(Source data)
[Start of section]

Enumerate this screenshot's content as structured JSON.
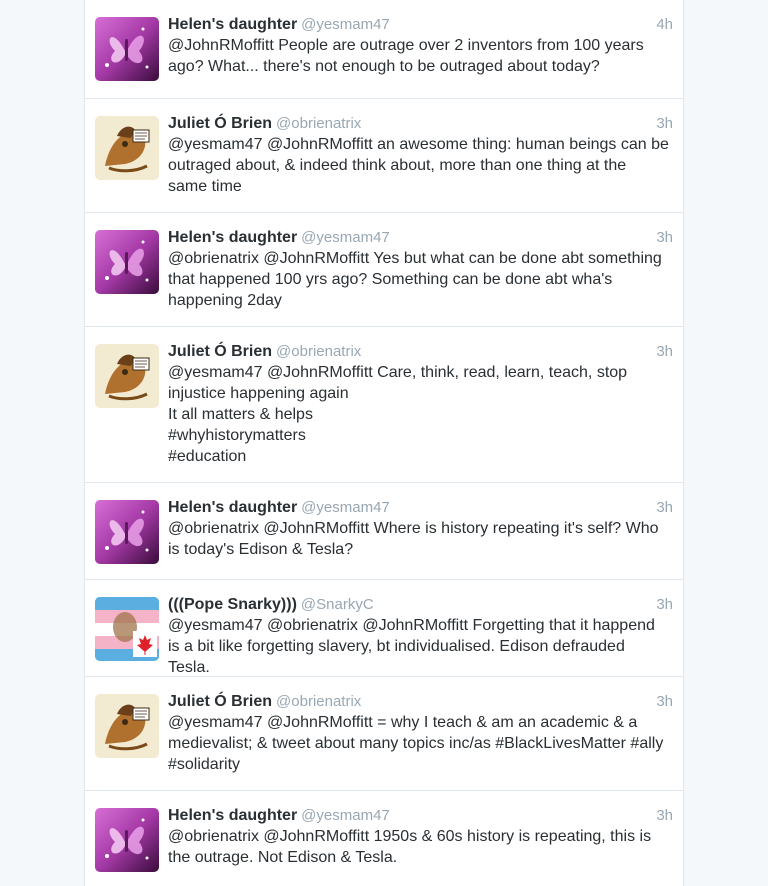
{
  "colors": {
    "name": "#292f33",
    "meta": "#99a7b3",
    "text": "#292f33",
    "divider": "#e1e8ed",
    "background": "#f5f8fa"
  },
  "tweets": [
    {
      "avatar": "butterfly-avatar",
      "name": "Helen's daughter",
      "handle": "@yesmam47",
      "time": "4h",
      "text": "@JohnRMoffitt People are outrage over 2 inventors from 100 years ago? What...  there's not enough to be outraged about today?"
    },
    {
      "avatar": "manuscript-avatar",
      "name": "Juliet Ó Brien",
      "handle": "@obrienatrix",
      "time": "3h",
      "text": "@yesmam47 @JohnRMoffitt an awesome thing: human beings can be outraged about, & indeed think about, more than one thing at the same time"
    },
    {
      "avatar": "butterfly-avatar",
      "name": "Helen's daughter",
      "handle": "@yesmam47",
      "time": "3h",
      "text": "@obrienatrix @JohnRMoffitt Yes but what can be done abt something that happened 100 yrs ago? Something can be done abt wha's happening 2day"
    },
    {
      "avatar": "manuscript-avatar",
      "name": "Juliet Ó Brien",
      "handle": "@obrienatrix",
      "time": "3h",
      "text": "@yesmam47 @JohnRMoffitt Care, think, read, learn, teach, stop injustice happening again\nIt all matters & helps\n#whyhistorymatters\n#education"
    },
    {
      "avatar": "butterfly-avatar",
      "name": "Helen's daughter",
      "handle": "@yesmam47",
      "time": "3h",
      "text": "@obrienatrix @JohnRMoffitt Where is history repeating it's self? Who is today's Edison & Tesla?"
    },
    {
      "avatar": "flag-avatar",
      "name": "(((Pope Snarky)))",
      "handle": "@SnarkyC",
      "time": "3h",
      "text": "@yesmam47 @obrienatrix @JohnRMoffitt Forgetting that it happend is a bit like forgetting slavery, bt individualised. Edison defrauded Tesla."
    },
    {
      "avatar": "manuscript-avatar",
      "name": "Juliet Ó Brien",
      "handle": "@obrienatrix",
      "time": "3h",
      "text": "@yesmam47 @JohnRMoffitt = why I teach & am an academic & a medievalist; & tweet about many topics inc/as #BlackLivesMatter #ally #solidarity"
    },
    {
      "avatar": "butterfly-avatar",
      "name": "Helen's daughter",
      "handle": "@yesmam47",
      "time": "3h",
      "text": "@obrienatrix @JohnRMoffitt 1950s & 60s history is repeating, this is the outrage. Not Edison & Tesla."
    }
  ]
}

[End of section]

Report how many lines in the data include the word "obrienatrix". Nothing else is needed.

=== WRITTEN SOLUTION ===
7